Wikipedia Could Predict Disease Outbreaks

Wikipedia, contributors
(Image credit: Wikipedia.)

A sudden peak in visits to Wikipedia pages about a disease could herald an approaching outbreak, a new study suggests.

Analyzing such online trends could help scientists stay one step ahead of outbreaks around the globe, the researchers said.

In the study, the researchers examined whether Wikipedia's traffic data, which is free and open to all, could be used in the same way that other researchers have used Twitter data and Google Flu Trends to get advanced warning about disease outbreaks. All these systems can reflect the increasing interest of people in a given region in learning about a disease during the early stages of an outbreak, whether it's influenza in the United States or dengue fever in Brazil.

"A global disease-forecasting system will change the way we respond to epidemics," co-author Sara Del Valle, a researcher at Los Alamos National Laboratory in New Mexico, said in a statement. "In the same way we check the weather each morning, individuals and public health officials can monitor disease incidence and plan for the future based on today's forecast."

Del Valle and her colleagues looked at 14 outbreaks that occurred between 2010 and 2013 in nine countries. For example, the researchers looked at the number of daily visits to Wikipedia articles about cholera that people in Haiti made in 2010, and visits to its articles about Ebola that people in Uganda made during the small outbreaks that occurred there in 2011 and 2012. [5 Scariest Disease Outbreaks of the Past Century]

The results showed that by looking at page view trends, the researchers were able to tell when an outbreak was going to happen in a country in some of the outbreaks, sometimes up to 28 days in advance.

The method was particularly successful in predicting outbreaks of influenza and dengue fever, according to the study published today (Nov. 13) in the journal PLOS Computational Biology.

The researchers noted that the method didn't work well for detecting trends in diseases in which the rate of new cases changes very slowly (for example, HIV/AIDS), and outbreaks that happened in areas with low Internet connectivity and that involved a small number of people (for example, previous Ebola outbreaks in sub-Saharan Africa).

Still, online data may reflect trends faster than the current methods public health officials use to track infectious diseases, the researchers said. People may read about their illness before their lab results get documented, and sometimes even before they are diagnosed by a doctor.

And among online resources for learning about health conditions, Wikipedia has emerged as a trusted once. According to The New York Times, Wikipedia's page about Ebola virus disease had 17 million page views over a recent one-month period, comparable to the page views of Ebola articles on the World Health Organization and Centers for Disease Control and Prevention websites.

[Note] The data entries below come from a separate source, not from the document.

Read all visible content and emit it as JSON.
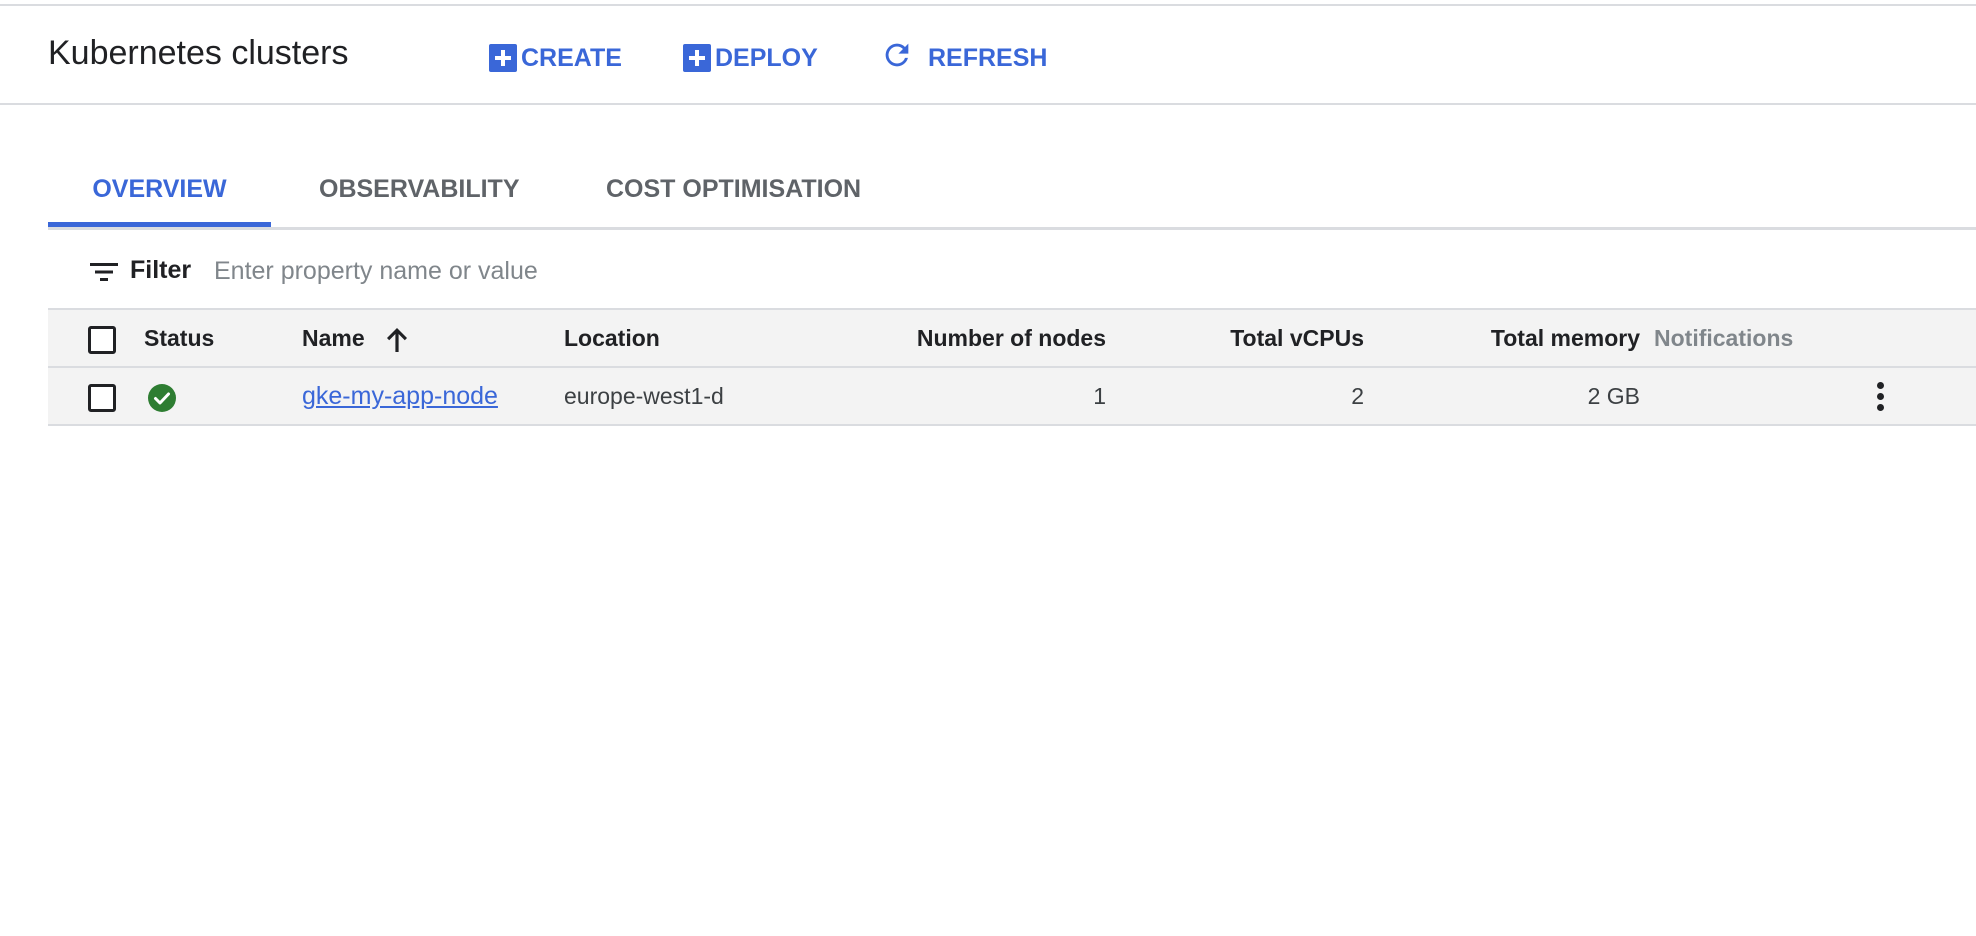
{
  "header": {
    "title": "Kubernetes clusters",
    "actions": {
      "create": "CREATE",
      "deploy": "DEPLOY",
      "refresh": "REFRESH"
    }
  },
  "tabs": [
    {
      "label": "OVERVIEW",
      "active": true
    },
    {
      "label": "OBSERVABILITY",
      "active": false
    },
    {
      "label": "COST OPTIMISATION",
      "active": false
    }
  ],
  "filter": {
    "label": "Filter",
    "placeholder": "Enter property name or value",
    "value": ""
  },
  "table": {
    "columns": {
      "status": "Status",
      "name": "Name",
      "location": "Location",
      "nodes": "Number of nodes",
      "vcpus": "Total vCPUs",
      "memory": "Total memory",
      "notifications": "Notifications"
    },
    "sort": {
      "column": "name",
      "direction": "ascending"
    },
    "rows": [
      {
        "status": "ok",
        "name": "gke-my-app-node",
        "location": "europe-west1-d",
        "nodes": "1",
        "vcpus": "2",
        "memory": "2 GB",
        "notifications": ""
      }
    ]
  },
  "colors": {
    "accent": "#3a67d8",
    "status_ok": "#2e7d32",
    "divider": "#dadce0"
  },
  "icons": {
    "create": "add-box-icon",
    "deploy": "add-box-icon",
    "refresh": "refresh-icon",
    "filter": "filter-list-icon",
    "sort": "arrow-up-icon",
    "status": "check-circle-icon",
    "row_menu": "more-vert-icon"
  }
}
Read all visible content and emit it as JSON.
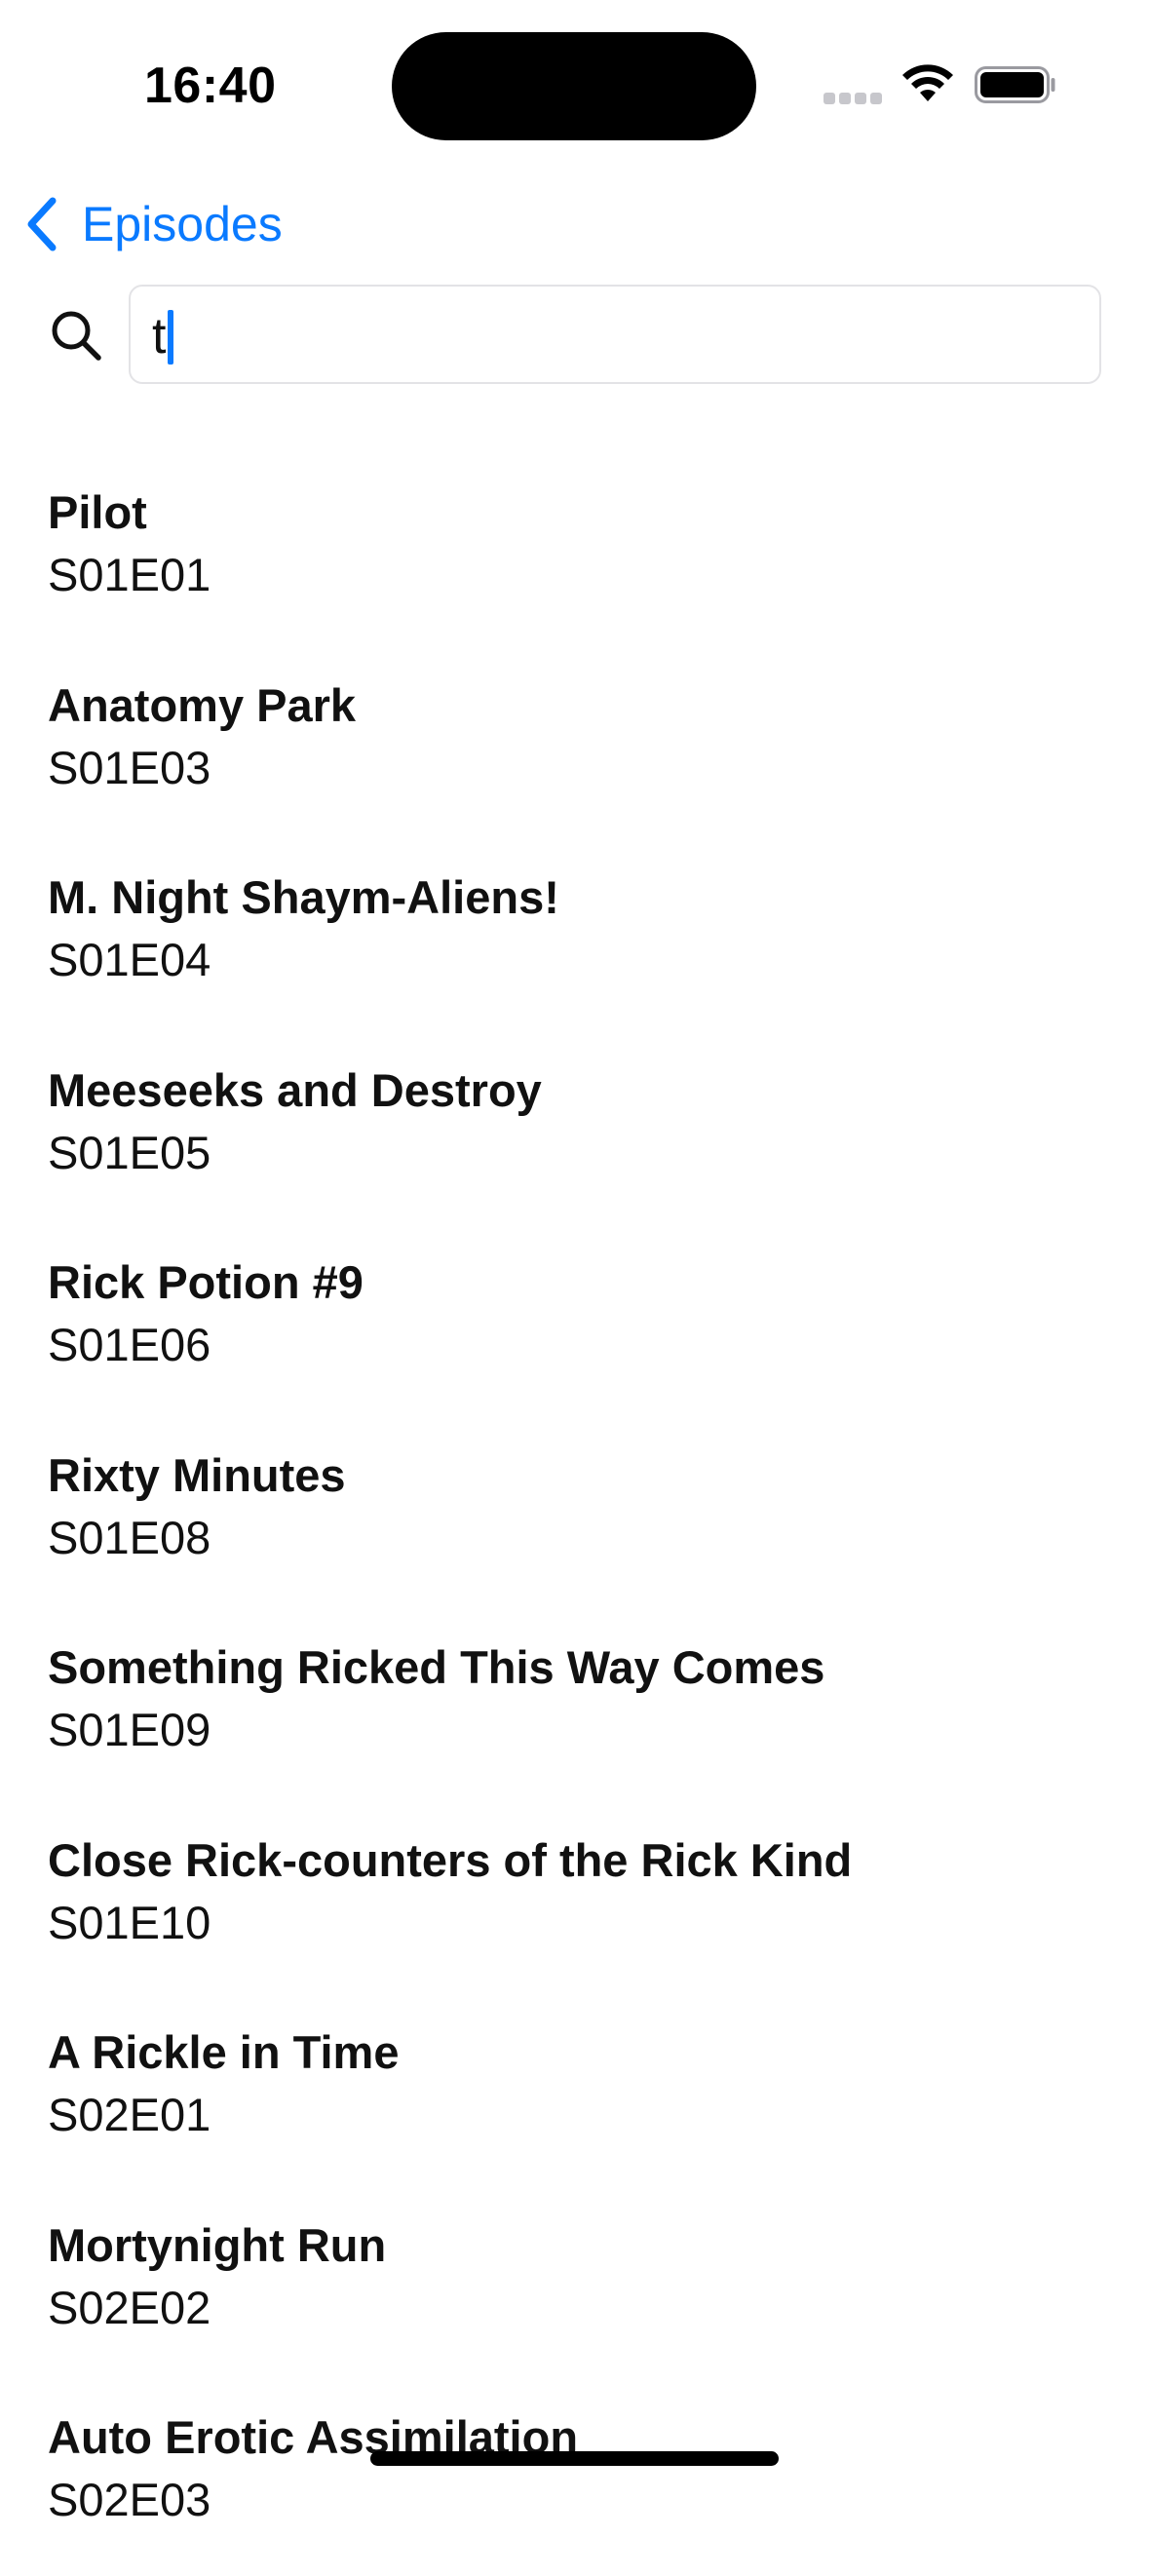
{
  "status_bar": {
    "time": "16:40"
  },
  "nav": {
    "back_label": "Episodes",
    "back_icon": "chevron-left-icon"
  },
  "search": {
    "icon": "search-icon",
    "value": "t",
    "placeholder": ""
  },
  "colors": {
    "accent": "#0a7aff",
    "text": "#111111",
    "field_border": "#e3e3e6"
  },
  "episodes": [
    {
      "title": "Pilot",
      "code": "S01E01"
    },
    {
      "title": "Anatomy Park",
      "code": "S01E03"
    },
    {
      "title": "M. Night Shaym-Aliens!",
      "code": "S01E04"
    },
    {
      "title": "Meeseeks and Destroy",
      "code": "S01E05"
    },
    {
      "title": "Rick Potion #9",
      "code": "S01E06"
    },
    {
      "title": "Rixty Minutes",
      "code": "S01E08"
    },
    {
      "title": "Something Ricked This Way Comes",
      "code": "S01E09"
    },
    {
      "title": "Close Rick-counters of the Rick Kind",
      "code": "S01E10"
    },
    {
      "title": "A Rickle in Time",
      "code": "S02E01"
    },
    {
      "title": "Mortynight Run",
      "code": "S02E02"
    },
    {
      "title": "Auto Erotic Assimilation",
      "code": "S02E03"
    }
  ]
}
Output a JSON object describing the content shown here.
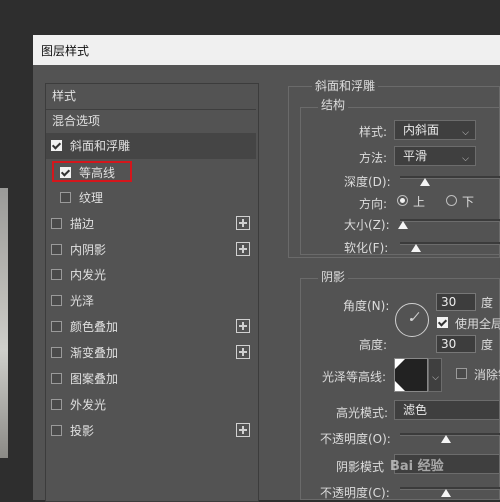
{
  "title": "图层样式",
  "left_items": [
    {
      "label": "样式",
      "checkbox": false,
      "checked": false,
      "plus": false
    },
    {
      "label": "混合选项",
      "checkbox": false,
      "checked": false,
      "plus": false
    },
    {
      "label": "斜面和浮雕",
      "checkbox": true,
      "checked": true,
      "plus": false
    },
    {
      "label": "等高线",
      "checkbox": true,
      "checked": true,
      "plus": false
    },
    {
      "label": "纹理",
      "checkbox": true,
      "checked": false,
      "plus": false
    },
    {
      "label": "描边",
      "checkbox": true,
      "checked": false,
      "plus": true
    },
    {
      "label": "内阴影",
      "checkbox": true,
      "checked": false,
      "plus": true
    },
    {
      "label": "内发光",
      "checkbox": true,
      "checked": false,
      "plus": false
    },
    {
      "label": "光泽",
      "checkbox": true,
      "checked": false,
      "plus": false
    },
    {
      "label": "颜色叠加",
      "checkbox": true,
      "checked": false,
      "plus": true
    },
    {
      "label": "渐变叠加",
      "checkbox": true,
      "checked": false,
      "plus": true
    },
    {
      "label": "图案叠加",
      "checkbox": true,
      "checked": false,
      "plus": false
    },
    {
      "label": "外发光",
      "checkbox": true,
      "checked": false,
      "plus": false
    },
    {
      "label": "投影",
      "checkbox": true,
      "checked": false,
      "plus": true
    }
  ],
  "bevel": {
    "section_title": "斜面和浮雕",
    "structure_title": "结构",
    "style_label": "样式:",
    "style_value": "内斜面",
    "method_label": "方法:",
    "method_value": "平滑",
    "depth_label": "深度(D):",
    "direction_label": "方向:",
    "dir_up": "上",
    "dir_down": "下",
    "size_label": "大小(Z):",
    "soften_label": "软化(F):"
  },
  "shading": {
    "title": "阴影",
    "angle_label": "角度(N):",
    "angle_value": "30",
    "angle_unit": "度",
    "global_light": "使用全局",
    "altitude_label": "高度:",
    "altitude_value": "30",
    "altitude_unit": "度",
    "gloss_label": "光泽等高线:",
    "antialias": "消除锯",
    "highlight_mode_label": "高光模式:",
    "highlight_mode_value": "滤色",
    "opacity1_label": "不透明度(O):",
    "shadow_mode_label": "阴影模式",
    "opacity2_label": "不透明度(C):"
  },
  "watermark": "Bai 经验"
}
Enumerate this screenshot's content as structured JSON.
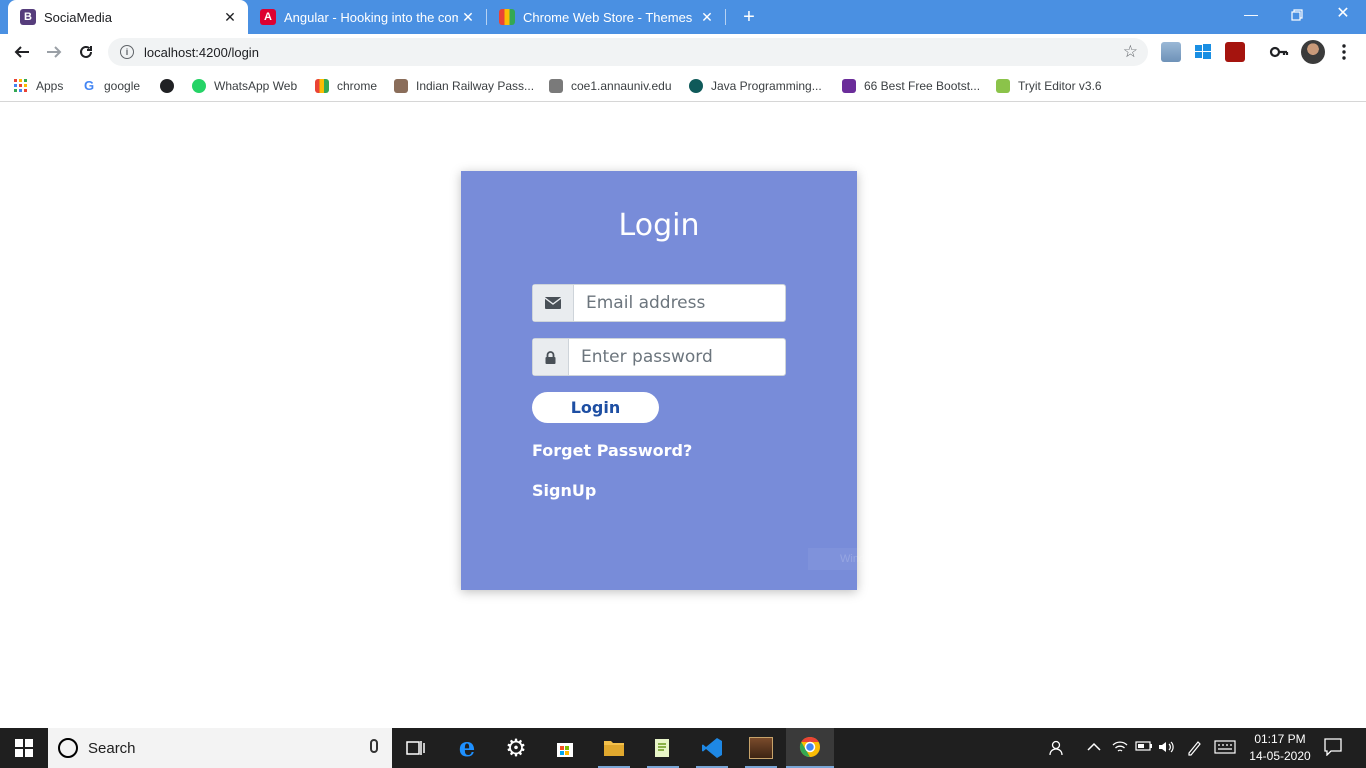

Email Bahar Gholipour. Follow Live Science @livescience, Facebook & Google+. Originally published on Live Science.

Bahar Gholipour
Staff Writer
Bahar Gholipour is a staff reporter for Live Science covering neuroscience, odd medical cases and all things health. She holds a Master of Science degree in neuroscience from the École Normale Supérieure (ENS) in Paris, and has done graduate-level work in science journalism at the State University of New York at Stony Brook. She has worked as a research assistant at the Laboratoire de Neurosciences Cognitives at ENS.